■ WHAT THE EXERCISE ASKS ■
Write out every line of the data below exactly as given.

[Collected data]

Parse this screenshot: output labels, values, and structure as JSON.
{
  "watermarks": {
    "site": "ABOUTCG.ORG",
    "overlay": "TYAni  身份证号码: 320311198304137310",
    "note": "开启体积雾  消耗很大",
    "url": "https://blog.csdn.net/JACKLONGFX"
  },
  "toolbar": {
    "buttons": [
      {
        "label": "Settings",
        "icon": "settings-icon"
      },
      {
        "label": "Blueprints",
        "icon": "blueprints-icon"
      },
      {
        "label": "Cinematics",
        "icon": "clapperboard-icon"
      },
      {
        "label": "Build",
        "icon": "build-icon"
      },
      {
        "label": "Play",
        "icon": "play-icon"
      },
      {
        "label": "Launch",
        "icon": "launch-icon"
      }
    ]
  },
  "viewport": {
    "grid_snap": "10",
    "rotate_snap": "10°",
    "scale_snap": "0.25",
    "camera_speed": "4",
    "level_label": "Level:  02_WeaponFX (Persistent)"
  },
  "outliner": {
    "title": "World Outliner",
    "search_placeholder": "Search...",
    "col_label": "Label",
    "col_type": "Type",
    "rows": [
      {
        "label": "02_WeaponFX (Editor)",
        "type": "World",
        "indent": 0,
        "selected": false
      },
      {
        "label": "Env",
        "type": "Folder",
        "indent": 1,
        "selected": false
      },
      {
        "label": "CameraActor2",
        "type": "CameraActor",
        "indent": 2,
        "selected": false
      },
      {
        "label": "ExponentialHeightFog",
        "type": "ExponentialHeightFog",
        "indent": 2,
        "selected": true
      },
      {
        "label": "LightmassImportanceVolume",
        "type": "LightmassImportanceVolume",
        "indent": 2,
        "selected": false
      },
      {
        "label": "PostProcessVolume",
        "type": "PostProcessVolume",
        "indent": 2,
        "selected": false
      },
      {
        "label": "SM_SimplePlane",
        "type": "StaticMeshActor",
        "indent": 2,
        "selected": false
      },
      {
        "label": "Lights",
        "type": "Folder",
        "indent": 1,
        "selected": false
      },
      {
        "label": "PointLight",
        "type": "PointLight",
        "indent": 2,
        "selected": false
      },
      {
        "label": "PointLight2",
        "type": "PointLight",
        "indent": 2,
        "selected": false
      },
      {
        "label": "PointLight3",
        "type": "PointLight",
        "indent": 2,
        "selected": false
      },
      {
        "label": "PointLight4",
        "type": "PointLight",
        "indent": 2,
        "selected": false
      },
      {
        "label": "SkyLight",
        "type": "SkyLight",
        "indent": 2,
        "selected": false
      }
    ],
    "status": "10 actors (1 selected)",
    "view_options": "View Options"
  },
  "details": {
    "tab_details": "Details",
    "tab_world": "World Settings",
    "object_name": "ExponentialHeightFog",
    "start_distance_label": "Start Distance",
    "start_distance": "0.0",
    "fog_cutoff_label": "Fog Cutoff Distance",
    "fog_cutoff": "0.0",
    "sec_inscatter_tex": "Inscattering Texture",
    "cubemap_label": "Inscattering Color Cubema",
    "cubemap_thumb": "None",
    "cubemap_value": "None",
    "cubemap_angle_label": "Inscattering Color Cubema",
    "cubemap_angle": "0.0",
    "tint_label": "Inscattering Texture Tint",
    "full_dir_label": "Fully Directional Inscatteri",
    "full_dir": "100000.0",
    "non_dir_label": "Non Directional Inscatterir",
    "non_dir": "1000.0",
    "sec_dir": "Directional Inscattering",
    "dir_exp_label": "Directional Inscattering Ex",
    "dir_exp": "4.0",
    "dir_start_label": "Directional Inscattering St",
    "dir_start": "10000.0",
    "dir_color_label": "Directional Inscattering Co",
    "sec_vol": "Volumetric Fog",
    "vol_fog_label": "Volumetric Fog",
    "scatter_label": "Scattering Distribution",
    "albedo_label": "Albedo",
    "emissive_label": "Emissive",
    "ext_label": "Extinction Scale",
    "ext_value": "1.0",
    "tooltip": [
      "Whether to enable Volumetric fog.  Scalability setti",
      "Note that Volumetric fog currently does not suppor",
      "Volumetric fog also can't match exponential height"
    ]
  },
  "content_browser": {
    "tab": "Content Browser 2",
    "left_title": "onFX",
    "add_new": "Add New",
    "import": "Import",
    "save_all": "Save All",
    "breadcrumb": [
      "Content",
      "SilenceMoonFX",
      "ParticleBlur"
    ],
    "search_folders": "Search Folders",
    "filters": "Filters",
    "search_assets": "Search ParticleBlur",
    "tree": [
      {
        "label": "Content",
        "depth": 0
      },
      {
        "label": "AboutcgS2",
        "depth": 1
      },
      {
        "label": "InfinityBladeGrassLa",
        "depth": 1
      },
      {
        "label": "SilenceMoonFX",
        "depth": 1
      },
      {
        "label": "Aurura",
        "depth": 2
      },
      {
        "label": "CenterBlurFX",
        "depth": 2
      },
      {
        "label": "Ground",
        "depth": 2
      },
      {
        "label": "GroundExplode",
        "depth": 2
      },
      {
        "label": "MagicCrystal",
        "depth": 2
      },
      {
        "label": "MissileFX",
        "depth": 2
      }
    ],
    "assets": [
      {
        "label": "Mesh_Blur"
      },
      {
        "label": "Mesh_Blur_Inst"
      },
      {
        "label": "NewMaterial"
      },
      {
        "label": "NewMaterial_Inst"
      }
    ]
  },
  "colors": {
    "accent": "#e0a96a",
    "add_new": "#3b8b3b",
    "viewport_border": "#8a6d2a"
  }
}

■ EXERCISE OUTPUT ■
Parse this screenshot: output labels, values, and structure as JSON.
{
  "watermarks": {
    "site": "ABOUTCG.ORG",
    "overlay": "TYAni  身份证号码: 320311198304137310",
    "note": "开启体积雾  消耗很大",
    "url": "https://blog.csdn.net/JACKLONGFX"
  },
  "toolbar": {
    "buttons": [
      {
        "label": "Settings",
        "icon": "settings-icon"
      },
      {
        "label": "Blueprints",
        "icon": "blueprints-icon"
      },
      {
        "label": "Cinematics",
        "icon": "clapperboard-icon"
      },
      {
        "label": "Build",
        "icon": "build-icon"
      },
      {
        "label": "Play",
        "icon": "play-icon"
      },
      {
        "label": "Launch",
        "icon": "launch-icon"
      }
    ]
  },
  "viewport": {
    "grid_snap": "10",
    "rotate_snap": "10°",
    "scale_snap": "0.25",
    "camera_speed": "4",
    "level_label": "Level:  02_WeaponFX (Persistent)"
  },
  "outliner": {
    "title": "World Outliner",
    "search_placeholder": "Search...",
    "col_label": "Label",
    "col_type": "Type",
    "rows": [
      {
        "label": "02_WeaponFX (Editor)",
        "type": "World",
        "indent": 0,
        "selected": false
      },
      {
        "label": "Env",
        "type": "Folder",
        "indent": 1,
        "selected": false
      },
      {
        "label": "CameraActor2",
        "type": "CameraActor",
        "indent": 2,
        "selected": false
      },
      {
        "label": "ExponentialHeightFog",
        "type": "ExponentialHeightFog",
        "indent": 2,
        "selected": true
      },
      {
        "label": "LightmassImportanceVolume",
        "type": "LightmassImportanceVolume",
        "indent": 2,
        "selected": false
      },
      {
        "label": "PostProcessVolume",
        "type": "PostProcessVolume",
        "indent": 2,
        "selected": false
      },
      {
        "label": "SM_SimplePlane",
        "type": "StaticMeshActor",
        "indent": 2,
        "selected": false
      },
      {
        "label": "Lights",
        "type": "Folder",
        "indent": 1,
        "selected": false
      },
      {
        "label": "PointLight",
        "type": "PointLight",
        "indent": 2,
        "selected": false
      },
      {
        "label": "PointLight2",
        "type": "PointLight",
        "indent": 2,
        "selected": false
      },
      {
        "label": "PointLight3",
        "type": "PointLight",
        "indent": 2,
        "selected": false
      },
      {
        "label": "PointLight4",
        "type": "PointLight",
        "indent": 2,
        "selected": false
      },
      {
        "label": "SkyLight",
        "type": "SkyLight",
        "indent": 2,
        "selected": false
      }
    ],
    "status": "10 actors (1 selected)",
    "view_options": "View Options"
  },
  "details": {
    "tab_details": "Details",
    "tab_world": "World Settings",
    "object_name": "ExponentialHeightFog",
    "start_distance_label": "Start Distance",
    "start_distance": "0.0",
    "fog_cutoff_label": "Fog Cutoff Distance",
    "fog_cutoff": "0.0",
    "sec_inscatter_tex": "Inscattering Texture",
    "cubemap_label": "Inscattering Color Cubema",
    "cubemap_thumb": "None",
    "cubemap_value": "None",
    "cubemap_angle_label": "Inscattering Color Cubema",
    "cubemap_angle": "0.0",
    "tint_label": "Inscattering Texture Tint",
    "full_dir_label": "Fully Directional Inscatteri",
    "full_dir": "100000.0",
    "non_dir_label": "Non Directional Inscatterir",
    "non_dir": "1000.0",
    "sec_dir": "Directional Inscattering",
    "dir_exp_label": "Directional Inscattering Ex",
    "dir_exp": "4.0",
    "dir_start_label": "Directional Inscattering St",
    "dir_start": "10000.0",
    "dir_color_label": "Directional Inscattering Co",
    "sec_vol": "Volumetric Fog",
    "vol_fog_label": "Volumetric Fog",
    "scatter_label": "Scattering Distribution",
    "albedo_label": "Albedo",
    "emissive_label": "Emissive",
    "ext_label": "Extinction Scale",
    "ext_value": "1.0",
    "tooltip": [
      "Whether to enable Volumetric fog.  Scalability setti",
      "Note that Volumetric fog currently does not suppor",
      "Volumetric fog also can't match exponential height"
    ]
  },
  "content_browser": {
    "tab": "Content Browser 2",
    "left_title": "onFX",
    "add_new": "Add New",
    "import": "Import",
    "save_all": "Save All",
    "breadcrumb": [
      "Content",
      "SilenceMoonFX",
      "ParticleBlur"
    ],
    "search_folders": "Search Folders",
    "filters": "Filters",
    "search_assets": "Search ParticleBlur",
    "tree": [
      {
        "label": "Content",
        "depth": 0
      },
      {
        "label": "AboutcgS2",
        "depth": 1
      },
      {
        "label": "InfinityBladeGrassLa",
        "depth": 1
      },
      {
        "label": "SilenceMoonFX",
        "depth": 1
      },
      {
        "label": "Aurura",
        "depth": 2
      },
      {
        "label": "CenterBlurFX",
        "depth": 2
      },
      {
        "label": "Ground",
        "depth": 2
      },
      {
        "label": "GroundExplode",
        "depth": 2
      },
      {
        "label": "MagicCrystal",
        "depth": 2
      },
      {
        "label": "MissileFX",
        "depth": 2
      }
    ],
    "assets": [
      {
        "label": "Mesh_Blur"
      },
      {
        "label": "Mesh_Blur_Inst"
      },
      {
        "label": "NewMaterial"
      },
      {
        "label": "NewMaterial_Inst"
      }
    ]
  },
  "colors": {
    "accent": "#e0a96a",
    "add_new": "#3b8b3b",
    "viewport_border": "#8a6d2a"
  }
}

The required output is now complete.